Biblical Wisdom literature has parallels across the ancient Near East, including Egyptian texts that dwell upon issues of human suffering within an encyclopaedic view of nature. Examples include: ‘A Dispute over Suicide’, ‘The Protests of the Eloquent Peasant’, and ‘The Instruction of Amen-em-Opet’ (Pritchard 1969: 405–10, 421–4; Hartley 1988: 6–11). Like them, the book of Job acknowledges that worldly experiences can lead to spiritual insights.
Amidst a story of suffering, chapter 28 starts with an overview of worldly knowledge and skill, celebrating the extraordinary powers of humans, who can even ‘overturn mountains by the roots’ (v.9). It conditionally validates what we might think of today as scientific enquiry into the world; ‘the thing that is hid he brings forth to light’ (v.11). Yet such enquiries are not sufficient: ‘where is the place of understanding? Man does not know the way to it’, because wisdom is not found ‘in the land of the living’ (vv.12–14). Verse 28 suggests that one has to be personally transformed, by ‘fear of the Lord’, in order to see beyond the mere stuff of the world. Such transformative experiences destroy the ‘objectifying’ detached observer, opening possibilities for participative knowledge.

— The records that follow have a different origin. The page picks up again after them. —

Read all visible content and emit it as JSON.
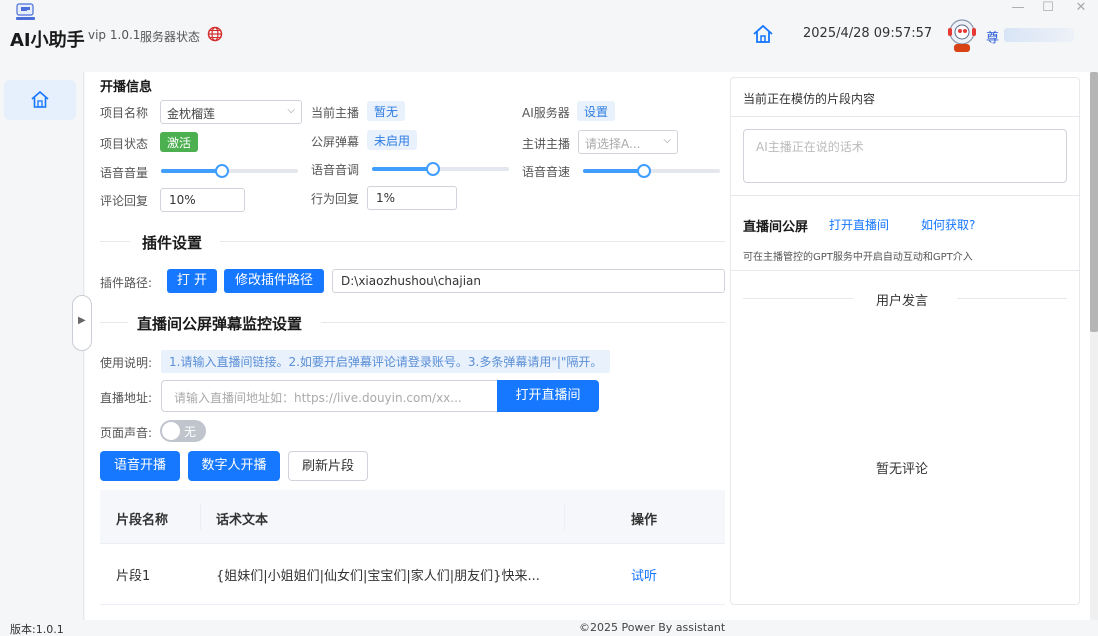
{
  "app": {
    "title": "AI小助手",
    "version": "vip 1.0.1",
    "server_status_label": "服务器状态",
    "datetime": "2025/4/28 09:57:57",
    "username": "尊"
  },
  "live_info": {
    "section_title": "开播信息",
    "project_name_label": "项目名称",
    "project_name_value": "金枕榴莲",
    "current_host_label": "当前主播",
    "current_host_value": "暂无",
    "ai_server_label": "AI服务器",
    "ai_server_value": "设置",
    "project_status_label": "项目状态",
    "project_status_value": "激活",
    "public_danmaku_label": "公屏弹幕",
    "public_danmaku_value": "未启用",
    "main_host_label": "主讲主播",
    "main_host_placeholder": "请选择A...",
    "voice_volume_label": "语音音量",
    "voice_volume_level": 0.45,
    "voice_pitch_label": "语音音调",
    "voice_pitch_level": 0.45,
    "voice_speed_label": "语音音速",
    "voice_speed_level": 0.45,
    "comment_reply_label": "评论回复",
    "comment_reply_value": "10%",
    "action_reply_label": "行为回复",
    "action_reply_value": "1%"
  },
  "plugin": {
    "section_title": "插件设置",
    "path_label": "插件路径:",
    "open_btn": "打 开",
    "modify_btn": "修改插件路径",
    "path_value": "D:\\xiaozhushou\\chajian"
  },
  "monitor": {
    "section_title": "直播间公屏弹幕监控设置",
    "usage_label": "使用说明:",
    "usage_text": "1.请输入直播间链接。2.如要开启弹幕评论请登录账号。3.多条弹幕请用\"|\"隔开。",
    "address_label": "直播地址:",
    "address_placeholder": "请输入直播间地址如：https://live.douyin.com/xx...",
    "open_live_btn": "打开直播间",
    "sound_label": "页面声音:",
    "sound_toggle": "无"
  },
  "actions": {
    "voice_start": "语音开播",
    "digital_start": "数字人开播",
    "refresh": "刷新片段"
  },
  "table": {
    "headers": [
      "片段名称",
      "话术文本",
      "操作"
    ],
    "rows": [
      {
        "name": "片段1",
        "text": "{姐妹们|小姐姐们|仙女们|宝宝们|家人们|朋友们}快来...",
        "action": "试听"
      }
    ]
  },
  "right_panel": {
    "imitating_title": "当前正在模仿的片段内容",
    "ai_placeholder": "AI主播正在说的话术",
    "public_screen_label": "直播间公屏",
    "open_live_link": "打开直播间",
    "how_link": "如何获取?",
    "gpt_note": "可在主播管控的GPT服务中开启自动互动和GPT介入",
    "user_speech_title": "用户发言",
    "no_comments": "暂无评论"
  },
  "footer": {
    "version": "版本:1.0.1",
    "copyright": "©2025 Power By assistant"
  },
  "colors": {
    "primary": "#1677ff",
    "tag_blue_bg": "#e8f1fc",
    "active_green": "#4caf50"
  }
}
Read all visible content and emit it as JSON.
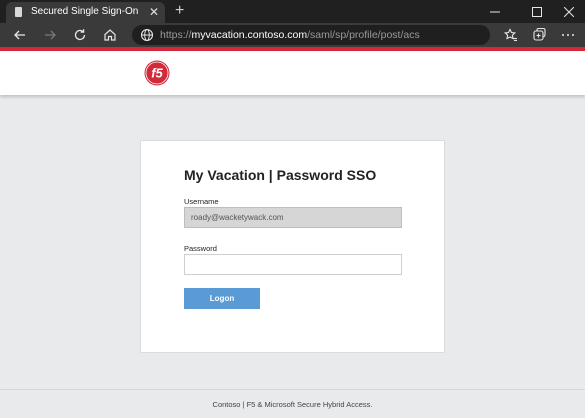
{
  "browser": {
    "tab_title": "Secured Single Sign-On",
    "tab_close": "✕",
    "new_tab": "+",
    "url": {
      "protocol": "https://",
      "host": "myvacation.contoso.com",
      "path": "/saml/sp/profile/post/acs"
    },
    "icons": [
      "back-icon",
      "forward-icon",
      "refresh-icon",
      "home-icon",
      "globe-icon",
      "favorites-icon",
      "collections-icon",
      "minimize-icon",
      "maximize-icon",
      "close-icon"
    ]
  },
  "header": {
    "logo_text": "f5",
    "accent_color": "#d3293a"
  },
  "login": {
    "title": "My Vacation | Password SSO",
    "username_label": "Username",
    "username_value": "roady@wacketywack.com",
    "password_label": "Password",
    "password_value": "",
    "login_button": "Logon",
    "button_color": "#5b9bd5"
  },
  "footer": {
    "text": "Contoso | F5 & Microsoft Secure Hybrid Access."
  }
}
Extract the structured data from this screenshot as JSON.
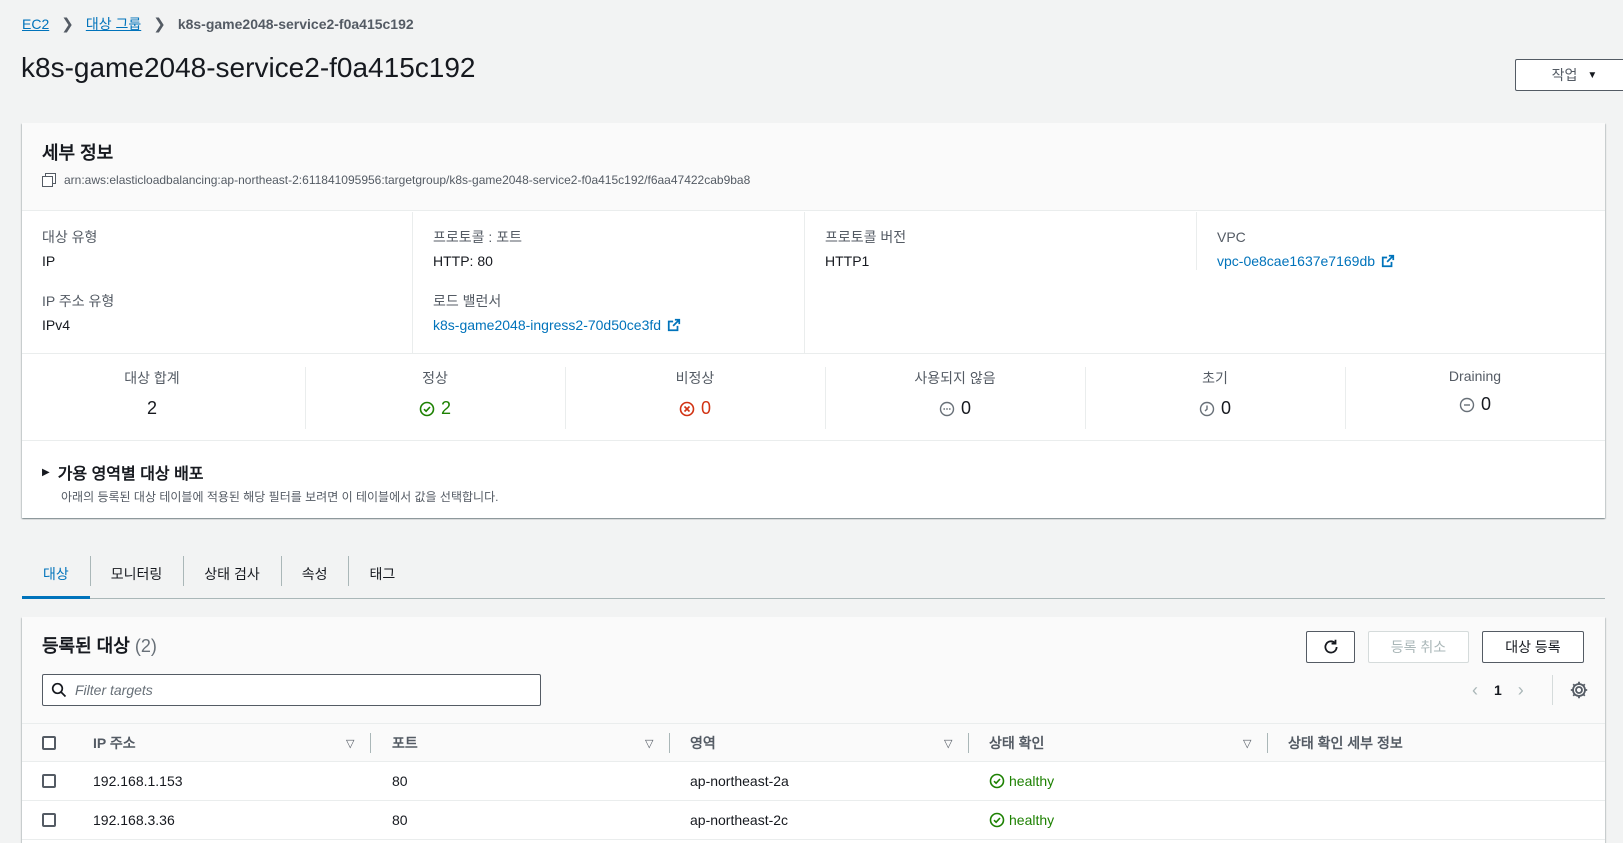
{
  "breadcrumb": {
    "ec2": "EC2",
    "target_groups": "대상 그룹",
    "current": "k8s-game2048-service2-f0a415c192"
  },
  "page_title": "k8s-game2048-service2-f0a415c192",
  "actions_label": "작업",
  "details": {
    "title": "세부 정보",
    "arn": "arn:aws:elasticloadbalancing:ap-northeast-2:611841095956:targetgroup/k8s-game2048-service2-f0a415c192/f6aa47422cab9ba8",
    "target_type_label": "대상 유형",
    "target_type": "IP",
    "ip_type_label": "IP 주소 유형",
    "ip_type": "IPv4",
    "protocol_port_label": "프로토콜 : 포트",
    "protocol_port": "HTTP: 80",
    "load_balancer_label": "로드 밸런서",
    "load_balancer": "k8s-game2048-ingress2-70d50ce3fd",
    "protocol_version_label": "프로토콜 버전",
    "protocol_version": "HTTP1",
    "vpc_label": "VPC",
    "vpc": "vpc-0e8cae1637e7169db"
  },
  "counts": {
    "total_label": "대상 합계",
    "total": "2",
    "healthy_label": "정상",
    "healthy": "2",
    "unhealthy_label": "비정상",
    "unhealthy": "0",
    "unused_label": "사용되지 않음",
    "unused": "0",
    "initial_label": "초기",
    "initial": "0",
    "draining_label": "Draining",
    "draining": "0"
  },
  "az": {
    "title": "가용 영역별 대상 배포",
    "desc": "아래의 등록된 대상 테이블에 적용된 해당 필터를 보려면 이 테이블에서 값을 선택합니다."
  },
  "tabs": [
    "대상",
    "모니터링",
    "상태 검사",
    "속성",
    "태그"
  ],
  "targets": {
    "title": "등록된 대상",
    "count": "(2)",
    "deregister_label": "등록 취소",
    "register_label": "대상 등록",
    "filter_placeholder": "Filter targets",
    "page": "1",
    "columns": [
      "IP 주소",
      "포트",
      "영역",
      "상태 확인",
      "상태 확인 세부 정보"
    ],
    "rows": [
      {
        "ip": "192.168.1.153",
        "port": "80",
        "zone": "ap-northeast-2a",
        "health": "healthy",
        "details": ""
      },
      {
        "ip": "192.168.3.36",
        "port": "80",
        "zone": "ap-northeast-2c",
        "health": "healthy",
        "details": ""
      }
    ]
  },
  "colors": {
    "link": "#0073bb",
    "healthy": "#1d8102",
    "unhealthy": "#d13212"
  }
}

The creation and appreciation of paintings necessarily involve participative knowledge. I have chosen three paintings for their capacity to elaborate Job 28:25—‘he gave to the wind its weight, and meted out the waters by measure’. Two of the paintings focus on the ‘measure’ of water. Ludolf Backhuysen’s painting is representational and full of contrast, whilst James McNeill Whistler’s verges on the abstract and is subtly modulated. These technically different ways of making paintings influence the way we read them, as challenging or relaxing.
Backhuysen depicts water naturally lit by the sky by day, whilst Whistler depicts water artificially lit by humans at night. In the Backhuysen, the tempestuous water is wild and envelops the sailors, whereas in the Whistler, the tranquil water seems tamed and is enveloped by city-dwellers. The contrasts between them reflect the contrasting states—wealth and poverty, sickness and health, etc.—in the story of Job’s afflictions. They also reflect the contrasts in Job 28, between that of which man is capable (vv.1–22) and that of which God is capable (vv.23–27). After all, Whistler’s Garden is London’s Cremorne, not Eden. The Whistler painting celebrates mankind’s apparent ability to channel water, whilst the Backhuysen reminds us of the limits of human power.
Backhuysen and Whistler both establish their moods with water; it is crashing waves that threatened the intrepid mariners and twinkling reflections that entrance the urban stroller. But, critically, in both, what lies below the horizon reflects what is above the horizon—what is happening in the world depends upon the heavens. In the paintings we see violent waves or gentle ripples, but the waters are animated by wind (Greek anemos) which is not seen.
John Constable’s picture, looking towards the heavens, therefore reminds us that ‘He gave to the wind its weight’ (Job 28:25). It also summons the primordial image of the spirit ‘moving over the face of the waters’ (Genesis 1:2). Constable’s study has no dividing horizon line. It is a meditation upon the ceaseless actions above, which, invisibly, impact upon everyone below.
Of course, we can choose how to respond to what happens in the world. So, reflecting the relative powers of man and God contrasted in Job 28, our response to the world can also contrast—we can strive for silver and gold (v.1) or for wisdom that is beyond the price of silver and gold (v.15). Our motives can be superficial or profound, just as our means can be objectifying or participatory.
Waves can be objectively understood through mathematical modelling—this is how nautical engineers calculate the resilience of ships’ hulls and how software engineers make special effects for apocalyptic movies. Alternatively, waves can be known in the manner of the sailor or surfer—as one who joins in with creation: terrifying, exhilarating, or calming, but in every case awe-inspiring. The first approach involves filtering out those parts of the phenomenon that cannot be entered as computer data. The second approach involves complete immersion, whether by accident, as a thrill seeker, or vicariously by the exercise of empathy and imagination. The first treats the Book of Nature as a code to be cracked whilst the second enters into it as the Creator’s autobiography, feeling His wrath in one picture, His mercy in another, and the mystery of His ways in a third. In sailing or surfing terms, wisdom may involve having the courage to ride the wind and waves, wherever they may take us.
Hartley, John E. 1988. The Book of Job, New International Commentary on the Old Testament (Grand Rapids: Eerdmans), pp. 6–11
Kelsey, David H. 2009. Eccentric Existence: A Theological Anthropology (Westminster John Knox Press), p. 193
Pritchard, James B. (ed.). 1969. Ancient Near Eastern Texts Relating to the Old Testament, 3 edn (Princeton, NJ: Princeton University Press)